A United Kingdom based randomised control trial that looked at these factors as part of the intervention demonstrated its acceptability to people with disabilities (mean 14; standard deviation 9; range 0-39 gym attendances per participant) over 12 weeks, but it was unable to show an overall increase in activity.5 At the end of the study only 34% of the participants were sure they would continue going to the gym, with 43% being undecided.5 Similarly, a recent systematic review of physiotherapy interventions encompassing general physiotherapy, exercise, treadmill training, cueing, dance, and martial arts found that physiotherapy improved mobility but not function over the short term (less than three months).6

In contrast to these short term changes, van Nimwegen and colleagues’ study demonstrated engagement in the exercise programme over two years. Their intervention had several key elements. Physiotherapy and physical activity coaching were delivered by physiotherapists. Patients were given specific information about the benefits of exercise and a large number of elements informed by social cognitive theory were incorporated into the programme. These included the identification of potential barriers and means to overcome them, systematic goal setting with a health contract and log book, encouragement to participate in group exercise, an ambulatory monitor with automated feedback, and the ability to upload data to a website where patient and coach could monitor progress. Importantly, physiotherapy and coaching sessions occurred regularly (19 and 14 times, respectively) over the two years.

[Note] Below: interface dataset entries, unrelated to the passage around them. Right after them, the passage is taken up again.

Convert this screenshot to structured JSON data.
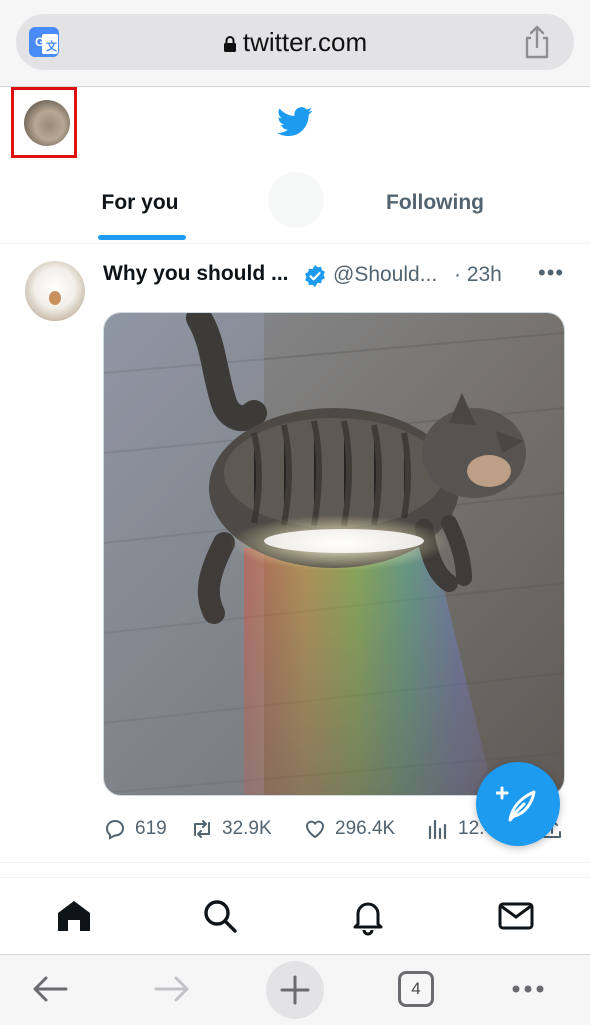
{
  "browser": {
    "url": "twitter.com",
    "tab_count": "4"
  },
  "header": {
    "logo": "twitter-bird-icon"
  },
  "tabs": [
    {
      "label": "For you",
      "active": true
    },
    {
      "label": "Following",
      "active": false
    }
  ],
  "tweet": {
    "author_name": "Why you should ...",
    "handle": "@Should...",
    "time": "· 23h",
    "more": "•••",
    "media_description_icon": "cat-rainbow-photo",
    "stats": {
      "replies": "619",
      "retweets": "32.9K",
      "likes": "296.4K",
      "views": "12.4"
    }
  },
  "bottom_nav": [
    "home-icon",
    "search-icon",
    "notifications-icon",
    "messages-icon"
  ],
  "colors": {
    "accent": "#1d9bf0",
    "text": "#0f1419",
    "muted": "#536471",
    "highlight": "#e01010"
  }
}
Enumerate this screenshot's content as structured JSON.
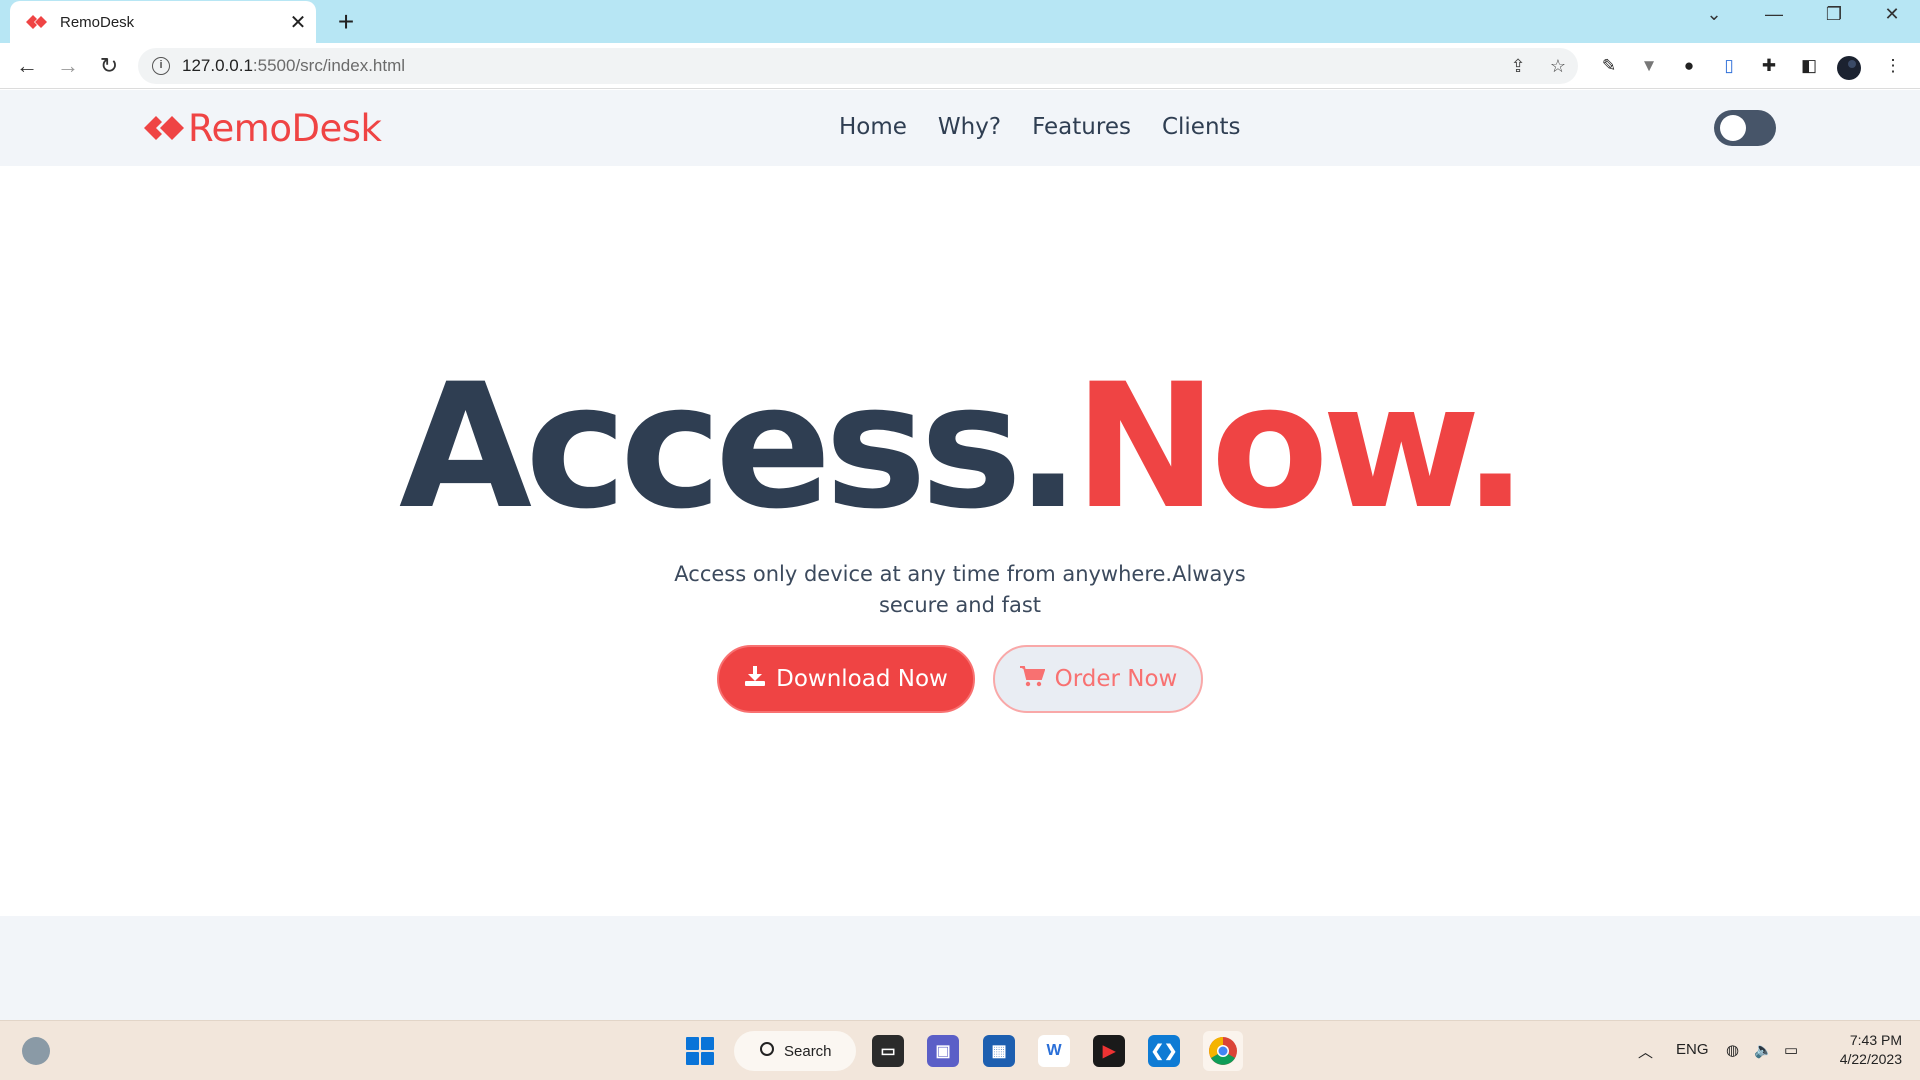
{
  "browser": {
    "tab_title": "RemoDesk",
    "url_host": "127.0.0.1",
    "url_path": ":5500/src/index.html"
  },
  "site": {
    "brand": "RemoDesk",
    "accent_color": "#ef4444",
    "nav": [
      "Home",
      "Why?",
      "Features",
      "Clients"
    ],
    "theme_toggle_on": false
  },
  "hero": {
    "headline_dark": "Access.",
    "headline_red": "Now.",
    "subtitle": "Access only device at any time from anywhere.Always secure and fast",
    "primary_button": "Download Now",
    "secondary_button": "Order Now"
  },
  "taskbar": {
    "search_label": "Search",
    "language": "ENG",
    "time": "7:43 PM",
    "date": "4/22/2023"
  }
}
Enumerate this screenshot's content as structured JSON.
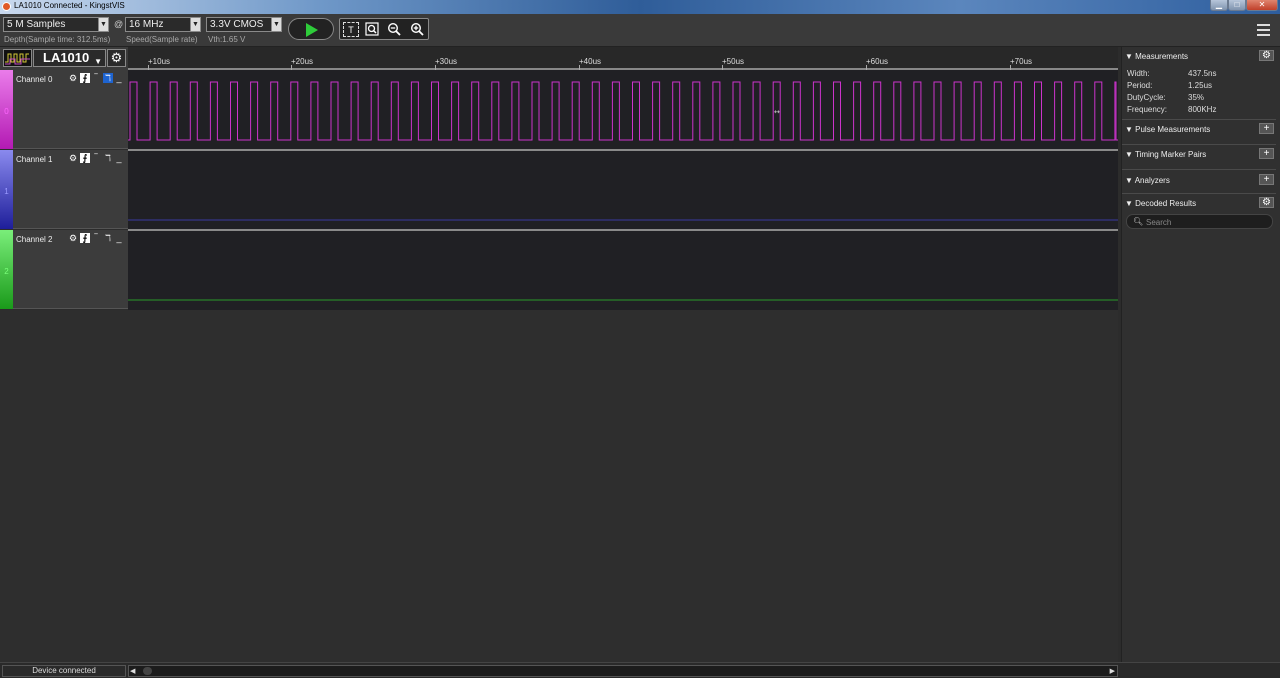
{
  "window": {
    "title": "LA1010 Connected - KingstVIS"
  },
  "toolbar": {
    "depth": "5 M Samples",
    "depth_sub": "Depth(Sample time: 312.5ms)",
    "at": "@",
    "speed": "16 MHz",
    "speed_sub": "Speed(Sample rate)",
    "voltage": "3.3V CMOS",
    "voltage_sub": "Vth:1.65 V",
    "colors": {
      "play": "#2ecc3a"
    }
  },
  "device": {
    "name": "LA1010"
  },
  "ruler": {
    "ticks": [
      "+10us",
      "+20us",
      "+30us",
      "+40us",
      "+50us",
      "+60us",
      "+70us"
    ]
  },
  "channels": [
    {
      "num": "0",
      "name": "Channel 0",
      "color": "#cc33cc"
    },
    {
      "num": "1",
      "name": "Channel 1",
      "color": "#3a3aa0"
    },
    {
      "num": "2",
      "name": "Channel 2",
      "color": "#2a9a2a"
    }
  ],
  "panel": {
    "measurements": {
      "title": "Measurements",
      "rows": [
        {
          "label": "Width:",
          "value": "437.5ns"
        },
        {
          "label": "Period:",
          "value": "1.25us"
        },
        {
          "label": "DutyCycle:",
          "value": "35%"
        },
        {
          "label": "Frequency:",
          "value": "800KHz"
        }
      ]
    },
    "pulse": "Pulse Measurements",
    "timing": "Timing Marker Pairs",
    "analyzers": "Analyzers",
    "decoded": "Decoded Results",
    "search_placeholder": "Search"
  },
  "status": {
    "text": "Device connected"
  }
}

Van Nimwegen and colleagues acknowledge that their intervention was complex and suggest that the next steps may include identifying the active elements. However, there is a danger in deconstructing the intervention. The whole intervention may be greater than the sum of its parts—individually each of the elements may not be effective. Two factors stand out, however. One is the focus on behaviour change and the other is the long term engagement over two years. In most healthcare systems access to treatments for people with long term conditions is poor. In the Netherlands, 63% of people with Parkinson’s disease have had physiotherapy, 9% occupational therapy, and 14% speech therapy.7 In a UK study of 340 people with Parkinson’s disease, fewer than a third had seen an allied health professional.8 In addition, in many healthcare systems interventions are typically short, lasting about six weeks and focusing on teaching new approaches. Long term support will demand greater resources. Justifying such change demands convincing health economics, but before this can be attempted there has to be clear evidence that these interventions work.

The interpretation of this and other studies has been complicated by the outcome measures. People with Parkinson’s disease and other long term conditions value therapeutic input highly, and it may be unwise to ignore their intuition. In the LIFE study, activity levels did not seem to increase despite people going to the gym more often. In the current study, there was no significant effect on the primary outcome measure, the LASA physical activity questionnaire score, despite diary records and accelerometers suggesting an increase in overall activity. There are two possibilities. The first is that the diary records and accelerometers are correct and participants did increase their activity. The second is that, despite this effort, achieving behaviour change is extremely difficult in a motor and cognitively impaired population. Technologies that are sensitive to movement and activity—both inside and outside the home—may offer a way forward, but we still need psychometrically robust patient reported outcomes that capture the domains examined in this and similar studies.

Notes

Cite this as: BMJ 2013;346:f1429

Footnotes

  • Research, doi:10.1136/bmj.f576
  • Competing interests: I have read and understood the BMJ Group policy on declaration of interests and have no relevant interests to declare.

  • Provenance and peer review: Commissioned; not externally peer reviewed.

References